April 18, 2013

Bite My Shiny Metal (gl)Ass | Are We Headed for a Growler Showdown?

In December, I stopped by a Prescott brewery for a visit and noticed that they were selling and filling Hydroflask growlers with the brewery logo. From a distance they look ceramic because of a charcoal powder coating, but they are double walled stainless steel. I asked someone behind the bar about them and let them the know according to the law, growlers had to me made of glass. That law is Title 4 of the Arizona Revised Statutes and it was the law that opened growler fills to retailers and bars. It states plainly:
4-244.  32
c) A Bar, Beer And Wine Bar, Liquor Store, Beer And Wine Store Or Domestic Microbrewery Licensee Who Dispenses Beer Only In A Clean Glass Container With A Maximum Capacity That Does Not Exceed One Gallon And Not For Consumption On The Premises ...
We joked about how stupid the law was. I even told him that liquor agents were specifically asked about stainless steel and ceramics at a distributor's Q&A and the agents held firm to the letter of the law. He shrugged and that was the end of it. I'm hoping that I did not come across as a smug flatlander, but I have to admit that I marveled at the seemingly under-the-radar nature of rural Arizona. 
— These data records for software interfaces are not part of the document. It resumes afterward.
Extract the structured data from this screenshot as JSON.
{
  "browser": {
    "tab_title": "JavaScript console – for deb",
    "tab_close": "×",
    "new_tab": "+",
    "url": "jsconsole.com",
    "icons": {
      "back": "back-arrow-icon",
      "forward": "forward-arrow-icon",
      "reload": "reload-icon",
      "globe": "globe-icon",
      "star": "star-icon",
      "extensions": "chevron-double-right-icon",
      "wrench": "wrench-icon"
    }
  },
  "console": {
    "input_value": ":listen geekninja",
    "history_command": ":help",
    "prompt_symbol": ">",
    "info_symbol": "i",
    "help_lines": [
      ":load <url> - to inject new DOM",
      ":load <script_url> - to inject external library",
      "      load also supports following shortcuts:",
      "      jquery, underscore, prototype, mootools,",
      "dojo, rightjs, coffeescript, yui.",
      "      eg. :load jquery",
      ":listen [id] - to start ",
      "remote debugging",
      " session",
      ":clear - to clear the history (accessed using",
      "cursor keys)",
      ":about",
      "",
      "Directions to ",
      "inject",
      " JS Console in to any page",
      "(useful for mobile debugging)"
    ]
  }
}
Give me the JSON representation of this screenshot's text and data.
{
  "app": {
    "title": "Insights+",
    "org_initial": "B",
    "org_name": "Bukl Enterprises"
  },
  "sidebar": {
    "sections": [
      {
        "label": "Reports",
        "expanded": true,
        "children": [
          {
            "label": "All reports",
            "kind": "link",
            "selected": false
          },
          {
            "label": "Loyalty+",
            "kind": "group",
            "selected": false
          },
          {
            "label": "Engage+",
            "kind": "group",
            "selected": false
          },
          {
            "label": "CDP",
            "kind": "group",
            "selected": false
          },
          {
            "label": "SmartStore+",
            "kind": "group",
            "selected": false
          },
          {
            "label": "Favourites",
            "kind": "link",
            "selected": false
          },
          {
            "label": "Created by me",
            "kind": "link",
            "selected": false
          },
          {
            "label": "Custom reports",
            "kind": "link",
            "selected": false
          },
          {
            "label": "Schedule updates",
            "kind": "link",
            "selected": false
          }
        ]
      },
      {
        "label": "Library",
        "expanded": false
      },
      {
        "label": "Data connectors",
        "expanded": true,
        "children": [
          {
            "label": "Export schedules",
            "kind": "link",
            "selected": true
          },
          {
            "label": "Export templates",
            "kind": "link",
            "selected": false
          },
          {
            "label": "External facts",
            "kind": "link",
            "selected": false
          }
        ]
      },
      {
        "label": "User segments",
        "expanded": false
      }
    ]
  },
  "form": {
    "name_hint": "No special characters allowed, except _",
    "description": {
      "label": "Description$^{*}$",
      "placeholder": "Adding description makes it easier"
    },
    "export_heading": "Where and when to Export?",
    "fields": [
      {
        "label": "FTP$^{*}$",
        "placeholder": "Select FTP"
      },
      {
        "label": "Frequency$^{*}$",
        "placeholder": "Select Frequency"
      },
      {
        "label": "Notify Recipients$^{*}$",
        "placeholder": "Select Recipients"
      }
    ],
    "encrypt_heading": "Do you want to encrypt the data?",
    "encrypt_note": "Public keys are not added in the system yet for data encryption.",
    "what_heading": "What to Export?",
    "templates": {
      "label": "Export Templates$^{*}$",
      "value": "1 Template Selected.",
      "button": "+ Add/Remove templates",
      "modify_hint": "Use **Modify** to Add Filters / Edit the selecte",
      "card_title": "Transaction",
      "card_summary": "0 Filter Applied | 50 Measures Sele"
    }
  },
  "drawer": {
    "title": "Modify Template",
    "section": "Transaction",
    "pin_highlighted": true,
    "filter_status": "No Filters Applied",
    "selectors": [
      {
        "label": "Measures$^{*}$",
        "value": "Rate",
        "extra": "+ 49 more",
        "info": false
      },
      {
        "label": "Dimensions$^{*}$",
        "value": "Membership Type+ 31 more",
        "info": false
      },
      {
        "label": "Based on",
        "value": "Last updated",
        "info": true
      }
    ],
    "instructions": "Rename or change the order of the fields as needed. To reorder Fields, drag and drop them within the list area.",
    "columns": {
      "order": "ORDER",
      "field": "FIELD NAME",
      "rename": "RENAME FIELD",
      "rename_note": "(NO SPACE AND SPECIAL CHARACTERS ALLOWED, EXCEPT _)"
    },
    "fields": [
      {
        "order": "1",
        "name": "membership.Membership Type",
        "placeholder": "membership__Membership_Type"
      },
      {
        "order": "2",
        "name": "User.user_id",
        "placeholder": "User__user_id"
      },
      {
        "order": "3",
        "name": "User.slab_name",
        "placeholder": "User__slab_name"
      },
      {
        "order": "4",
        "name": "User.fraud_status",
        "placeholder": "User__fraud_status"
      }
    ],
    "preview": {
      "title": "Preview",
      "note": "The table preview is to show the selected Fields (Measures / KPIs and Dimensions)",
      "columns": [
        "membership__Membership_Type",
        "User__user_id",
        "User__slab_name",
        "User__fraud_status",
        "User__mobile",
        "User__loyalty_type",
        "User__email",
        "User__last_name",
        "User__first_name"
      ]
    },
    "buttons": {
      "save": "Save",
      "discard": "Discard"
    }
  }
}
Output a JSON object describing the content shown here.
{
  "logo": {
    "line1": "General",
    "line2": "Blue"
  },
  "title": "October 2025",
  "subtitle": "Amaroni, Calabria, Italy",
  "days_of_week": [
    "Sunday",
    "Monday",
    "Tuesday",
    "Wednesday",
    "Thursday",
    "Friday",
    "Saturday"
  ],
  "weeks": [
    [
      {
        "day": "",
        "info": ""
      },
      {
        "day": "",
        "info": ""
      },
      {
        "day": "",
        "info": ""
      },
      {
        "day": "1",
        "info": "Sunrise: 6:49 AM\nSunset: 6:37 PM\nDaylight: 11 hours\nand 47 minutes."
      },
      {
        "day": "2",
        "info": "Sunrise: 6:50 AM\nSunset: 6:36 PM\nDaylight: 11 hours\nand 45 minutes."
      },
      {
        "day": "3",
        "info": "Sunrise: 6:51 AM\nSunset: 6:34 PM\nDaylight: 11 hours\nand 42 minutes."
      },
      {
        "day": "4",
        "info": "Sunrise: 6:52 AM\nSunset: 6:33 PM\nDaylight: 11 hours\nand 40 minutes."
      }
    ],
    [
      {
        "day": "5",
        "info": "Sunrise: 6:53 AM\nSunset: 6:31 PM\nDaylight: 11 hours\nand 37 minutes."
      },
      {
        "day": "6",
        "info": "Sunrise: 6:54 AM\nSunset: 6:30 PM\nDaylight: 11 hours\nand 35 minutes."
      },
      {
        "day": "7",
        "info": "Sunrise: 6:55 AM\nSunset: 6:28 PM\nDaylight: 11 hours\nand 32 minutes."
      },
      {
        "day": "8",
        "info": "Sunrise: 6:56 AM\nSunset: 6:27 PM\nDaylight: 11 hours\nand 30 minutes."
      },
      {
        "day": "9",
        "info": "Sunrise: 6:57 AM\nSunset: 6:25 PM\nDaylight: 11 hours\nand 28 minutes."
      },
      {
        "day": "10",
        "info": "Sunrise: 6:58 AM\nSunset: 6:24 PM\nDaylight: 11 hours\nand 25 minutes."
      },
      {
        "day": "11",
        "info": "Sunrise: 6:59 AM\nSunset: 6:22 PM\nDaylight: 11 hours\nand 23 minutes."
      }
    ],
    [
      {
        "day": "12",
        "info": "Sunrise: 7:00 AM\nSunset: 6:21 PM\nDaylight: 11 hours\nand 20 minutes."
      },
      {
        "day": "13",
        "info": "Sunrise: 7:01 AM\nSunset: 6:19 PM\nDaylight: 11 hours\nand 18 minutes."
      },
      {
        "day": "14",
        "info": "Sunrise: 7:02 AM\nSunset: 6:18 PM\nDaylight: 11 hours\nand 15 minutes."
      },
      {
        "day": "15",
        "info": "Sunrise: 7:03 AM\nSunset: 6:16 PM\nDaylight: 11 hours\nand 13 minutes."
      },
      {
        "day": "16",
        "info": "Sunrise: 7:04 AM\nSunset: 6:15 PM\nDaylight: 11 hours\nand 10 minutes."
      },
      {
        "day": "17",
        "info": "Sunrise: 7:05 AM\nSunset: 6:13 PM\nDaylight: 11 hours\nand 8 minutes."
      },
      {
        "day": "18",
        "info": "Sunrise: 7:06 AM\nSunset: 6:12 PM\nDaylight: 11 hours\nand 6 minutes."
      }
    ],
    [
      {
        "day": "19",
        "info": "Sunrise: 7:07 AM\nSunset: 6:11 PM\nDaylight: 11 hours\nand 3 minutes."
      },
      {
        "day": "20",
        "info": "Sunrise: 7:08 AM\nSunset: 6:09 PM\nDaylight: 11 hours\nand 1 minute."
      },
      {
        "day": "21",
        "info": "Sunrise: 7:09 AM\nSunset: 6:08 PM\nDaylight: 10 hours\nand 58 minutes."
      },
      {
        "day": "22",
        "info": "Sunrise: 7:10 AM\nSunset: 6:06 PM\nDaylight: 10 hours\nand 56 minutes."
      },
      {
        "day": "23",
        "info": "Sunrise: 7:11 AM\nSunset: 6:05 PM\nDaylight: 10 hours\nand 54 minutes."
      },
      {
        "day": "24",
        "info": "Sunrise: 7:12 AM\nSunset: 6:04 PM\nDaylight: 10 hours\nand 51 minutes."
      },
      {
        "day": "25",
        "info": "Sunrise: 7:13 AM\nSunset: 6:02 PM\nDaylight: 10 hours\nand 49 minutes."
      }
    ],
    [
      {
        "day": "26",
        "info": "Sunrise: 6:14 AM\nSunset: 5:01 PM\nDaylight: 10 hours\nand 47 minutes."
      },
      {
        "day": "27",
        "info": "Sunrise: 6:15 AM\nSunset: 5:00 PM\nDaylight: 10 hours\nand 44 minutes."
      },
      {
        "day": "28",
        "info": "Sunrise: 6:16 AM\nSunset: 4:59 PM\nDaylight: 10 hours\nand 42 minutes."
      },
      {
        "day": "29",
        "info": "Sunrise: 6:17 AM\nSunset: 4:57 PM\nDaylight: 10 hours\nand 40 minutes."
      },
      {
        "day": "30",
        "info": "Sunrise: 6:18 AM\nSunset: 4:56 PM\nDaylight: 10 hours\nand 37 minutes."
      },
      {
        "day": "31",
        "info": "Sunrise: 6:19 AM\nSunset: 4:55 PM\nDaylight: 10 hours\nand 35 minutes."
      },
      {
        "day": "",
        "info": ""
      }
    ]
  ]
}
I've known one other Arizona brewery to fill stainless containers in the North Country. I suspect others are filling for a few customers. I know that every brewery has an interest in allowing their use. It seems silly that the law precludes us from using the vessel of choice for brewers across the world. They may have used glass lined tanks in Latrobe or the old A-1 Brewery, but these days stainless fermentation tanks are industry standard. The material of the vessel can't be a health and safety issue. I defy anyone to tell me how ceramic is materially different than glass in terms of packaging and why the state has an interest in specifying one over the other.

One only need look at the success of the can in brewing and look at the glass strewn highways and parks of the state to realize that the stainless steel growler is going to be a  necessary part of outdoor living in Arizona. I guarantee that you will not see shards of steel from a broken hydroflask on the banks of Woods Canyon Lake. No one is going to abandon the metal husk of a growler on a picnic table.

Yesterday things got interesting. I saw a post on Instragram. A valley brewery is selling the shiny metal versions of the hydroflask. I was told that people are getting them filled. There is absolutely no way that the practice will go unnoticed given the brewery's size and the scope of their social media outreach.

So what is going on here? Has there been an enforcement agreement? Is this a test case? An act of civil disoBEERdience? A miscommunication?

I'm unable to get answers from my usual channels. I am headed to the brewery to find out.

Advice: Buy one. Get it filled. This growler will last you a lifetime. You will save about $8 in shipping. You will hand it down to your children like an heirloom (or lose it like a pair of sunglasses.) Don't expect everyone to honor filling it. If at such time the state mandates that they cannot be filled where you bought it, then fill it with homebrew. At some point the law will be changed to something clear and rational.

Until then, flaunt your pair of steel family jewels.


  1. wish I had such research to conduct on this beautiful day!

  2. That brewery in the Prescott area has been selling those since they opened, and know they are not to spec (I told them at the time!). I hope the rules get changed to allow the metal growlers, but I hope in the meantime this odd game of chicken doesn't come back to bite them on the ass.

  3. So... what were the answers then? You said you set off to find them and then... step 3, PROFIT!

  4. Seems like the Guild could present this to a friendly state lawmaker

  5. I noticed those metal growlers in Tempe the other day. Personally, I'd feel much more comfortable transporting a metal container than a glass one in a bike basket, on light rail, or even in a car. There's just a lot less chance of a broken container that would be messy, dangerous, and, worst of all, a waste of good beer.

  6. Stainless steel is Associate in Nursing alloy which means mixture of iron, chromium, and alternative parts fashioned per the blending proportion of every component. it's additionally called Inox Steel. stainless-steel is incredibly robust similarly as long lasting material. It resists corrosion and marking and encompasses a terribly low maintenance.

  7. Do you think the material of the growler will effect the taste of the beer?

    Love four peaks. Think it's going to be our next full sized keg!